Australia / Sydney / Bondi
Surrounded by plastic dinosaurs, multiple Italian products and the alluring smells of freshly made Piadinas (classic Northern Italian dish), we were instantly eased into a wacky yet familiar vibe that was perfectly complemented by Talia’s reading of “Still life with woodpecker” by Tom Robbins, which made us all smile after listening to her say: “it’s never too late to have a happy childhood”. In the text, the author talks about maintaining some mystery to keep love from disappearing, after sharing stories and beliefs we came to the realization that the key to this everlasting mystery is to be constantly amazed; seeking something to admire in life, love, others and ourselves will allow us to keep our inner child alive and happy.
Harry R. further developed the thought of long-lasting love being achieved by continuous admiration by reading a fragment of “Every time I find the meaning of life they change it” in which the author, Daniel Martin Klein, disagrees with Aristotle’s idea that love is a single soul in two bodies. Interestingly though, as Klein develops his argument by describing his own idea of love, he winds up agreeing with Aristotle by understanding love as two souls in such perfect sync that they become one, thus exploring the idea that love is the excess of friendship. This was a controversial reflection for our group, which led us to wonder whether different kinds of love exist and the possibility of love being felt differently by everyone. In the end, we realized that love is most strongly felt when one let’s go of the expectations of what love should be, allowing ourselves to be constantly amazed.

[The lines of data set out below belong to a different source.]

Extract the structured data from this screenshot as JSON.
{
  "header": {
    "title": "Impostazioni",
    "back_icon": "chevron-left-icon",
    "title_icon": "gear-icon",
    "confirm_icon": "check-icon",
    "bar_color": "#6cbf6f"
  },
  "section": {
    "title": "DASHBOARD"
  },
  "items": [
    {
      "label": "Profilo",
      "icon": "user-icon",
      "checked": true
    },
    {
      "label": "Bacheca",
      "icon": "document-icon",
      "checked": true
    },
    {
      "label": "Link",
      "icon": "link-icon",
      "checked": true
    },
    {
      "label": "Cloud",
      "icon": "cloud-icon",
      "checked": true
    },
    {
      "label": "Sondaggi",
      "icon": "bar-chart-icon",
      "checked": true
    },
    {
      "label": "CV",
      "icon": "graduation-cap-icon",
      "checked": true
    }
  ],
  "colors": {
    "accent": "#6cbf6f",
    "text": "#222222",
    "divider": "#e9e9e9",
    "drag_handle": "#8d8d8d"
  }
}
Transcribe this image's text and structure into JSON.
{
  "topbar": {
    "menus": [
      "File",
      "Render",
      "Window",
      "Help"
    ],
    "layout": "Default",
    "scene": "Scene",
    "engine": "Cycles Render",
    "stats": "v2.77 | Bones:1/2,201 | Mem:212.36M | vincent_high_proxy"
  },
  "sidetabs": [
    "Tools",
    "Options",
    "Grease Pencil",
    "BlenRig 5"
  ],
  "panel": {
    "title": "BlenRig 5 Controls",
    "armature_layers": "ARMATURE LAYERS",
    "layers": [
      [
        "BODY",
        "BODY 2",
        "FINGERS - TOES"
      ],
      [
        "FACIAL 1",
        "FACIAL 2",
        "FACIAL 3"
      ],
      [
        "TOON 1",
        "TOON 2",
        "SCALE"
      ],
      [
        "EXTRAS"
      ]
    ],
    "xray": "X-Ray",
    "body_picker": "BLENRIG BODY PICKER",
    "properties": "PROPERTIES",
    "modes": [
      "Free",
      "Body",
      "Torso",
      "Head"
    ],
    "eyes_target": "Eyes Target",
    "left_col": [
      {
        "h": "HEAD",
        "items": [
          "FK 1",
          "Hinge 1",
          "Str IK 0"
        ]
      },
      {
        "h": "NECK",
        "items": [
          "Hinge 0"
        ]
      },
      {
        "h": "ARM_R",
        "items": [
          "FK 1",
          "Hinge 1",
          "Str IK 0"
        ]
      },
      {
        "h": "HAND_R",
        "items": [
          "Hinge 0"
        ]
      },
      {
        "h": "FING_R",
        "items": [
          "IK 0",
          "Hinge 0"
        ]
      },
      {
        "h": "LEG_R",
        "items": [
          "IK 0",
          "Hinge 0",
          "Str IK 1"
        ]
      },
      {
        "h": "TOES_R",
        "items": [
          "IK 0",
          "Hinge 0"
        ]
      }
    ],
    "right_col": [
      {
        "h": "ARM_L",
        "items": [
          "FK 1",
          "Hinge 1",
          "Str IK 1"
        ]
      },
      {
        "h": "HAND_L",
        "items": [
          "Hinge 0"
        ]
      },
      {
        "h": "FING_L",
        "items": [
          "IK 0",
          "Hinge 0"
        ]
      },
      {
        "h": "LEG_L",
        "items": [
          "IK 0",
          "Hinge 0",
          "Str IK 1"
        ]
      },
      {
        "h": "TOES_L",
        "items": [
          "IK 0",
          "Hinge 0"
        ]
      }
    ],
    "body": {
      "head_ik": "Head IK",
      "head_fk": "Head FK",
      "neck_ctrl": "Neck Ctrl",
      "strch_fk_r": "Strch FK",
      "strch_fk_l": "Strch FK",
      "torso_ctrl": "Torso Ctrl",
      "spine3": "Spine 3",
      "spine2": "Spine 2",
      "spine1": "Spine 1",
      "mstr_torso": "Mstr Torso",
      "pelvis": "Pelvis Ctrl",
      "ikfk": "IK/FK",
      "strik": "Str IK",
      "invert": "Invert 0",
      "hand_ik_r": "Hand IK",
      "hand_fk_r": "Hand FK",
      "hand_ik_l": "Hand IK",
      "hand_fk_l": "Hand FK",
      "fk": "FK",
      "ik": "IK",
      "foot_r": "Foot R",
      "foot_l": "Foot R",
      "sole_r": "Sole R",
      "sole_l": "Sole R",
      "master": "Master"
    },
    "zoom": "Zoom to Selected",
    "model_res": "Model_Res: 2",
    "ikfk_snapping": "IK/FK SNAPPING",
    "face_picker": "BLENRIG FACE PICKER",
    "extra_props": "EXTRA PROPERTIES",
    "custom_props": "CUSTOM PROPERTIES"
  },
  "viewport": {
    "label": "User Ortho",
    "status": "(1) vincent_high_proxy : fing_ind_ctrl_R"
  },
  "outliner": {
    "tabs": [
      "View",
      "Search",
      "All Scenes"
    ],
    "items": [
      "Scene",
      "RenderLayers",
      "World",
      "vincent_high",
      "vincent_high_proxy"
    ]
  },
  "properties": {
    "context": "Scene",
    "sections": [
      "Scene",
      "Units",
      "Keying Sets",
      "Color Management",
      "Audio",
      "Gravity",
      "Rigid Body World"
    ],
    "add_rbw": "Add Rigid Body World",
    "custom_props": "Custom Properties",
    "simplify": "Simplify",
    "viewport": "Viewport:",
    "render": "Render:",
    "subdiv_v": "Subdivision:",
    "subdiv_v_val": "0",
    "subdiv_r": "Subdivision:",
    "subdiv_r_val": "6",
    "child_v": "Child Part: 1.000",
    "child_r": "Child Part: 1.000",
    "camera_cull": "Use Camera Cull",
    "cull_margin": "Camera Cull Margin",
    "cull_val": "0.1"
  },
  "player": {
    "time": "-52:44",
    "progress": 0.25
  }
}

Uri tackled us with the definition of “Determinism”: the doctrine that states that all events, including human action, are ultimately determined by causes regarded as external to the will, and shared examples and scientific explanations of our choices being decided before we can be physically conscious of them, making us feel that we don’t have the freedom we think we have. If this is the case, could assassins and other ill-intentioned people be victims of their own minds? Should we create law systems according to the studies of the unconscious? Can we still consider our actions as ours if we know we have not chosen them? And if everything is pre-determined, how come it’s so hard to make decisions? Millions of questions came up giving us the scary feeling that we don’t really know much about our minds, which then transformed into a humbling sensation to the notion that life is not entirely up to us.
It was at this point when we decided (…or did we?) to take a break and enjoy some tiny piadinas filled with Nutella, a.k.a Nutellinos, before Haz started a conversation about perseverance based on “Flow: The psychology of optimal experience” by Mihaly Csikszentmihalyi. We are often told that what brings us rewards is not easy, but what is it that makes it hard? Do you need to suffer in order to persist? Would you really enjoy it less if what you wanted was just granted to you? After reflecting on these matters, we realized struggle is subjective and something can be hard without you having to suffer, and if you are suffering then it is probably not the right thing for you to do. When you are happy with your intention, things may be hard in the process leading towards your goal, but that shouldn’t make you feel tormented.
Sonia made us think about memories and the part they play in our life with a fragment from “Neverwhere” by Neil Gaiman. The book describes the strange underground kingdom of London Below which made us wonder about alternate realities, and memories as a reality of their own that leave us to exists in another world as soon as we forget them. In the end, we recognized that memories are created by the emphasis we put in them and that giving them too much importance could prevent us from living a fulfilling life in our present.
Lastly, in the spirit of International Women Day, Galia introduced us to female superhero Luna Moth from “The Amazing Adventures of Kavalier & Clay” by Michael Chabbon. Specifically, we listened to Judy Dark’s transformation into a mighty woman warrior, sent to fly in darkness but always seek the light, possessing the mystic power of ancient Cimmeria that permits her to only have to imagine something to make it so. After her transformation, Luna Moth was given one warning: take care- for there is no force more powerful than that of an unbridled imagination. Which left us wondering, is our imagination our superpower or our curse?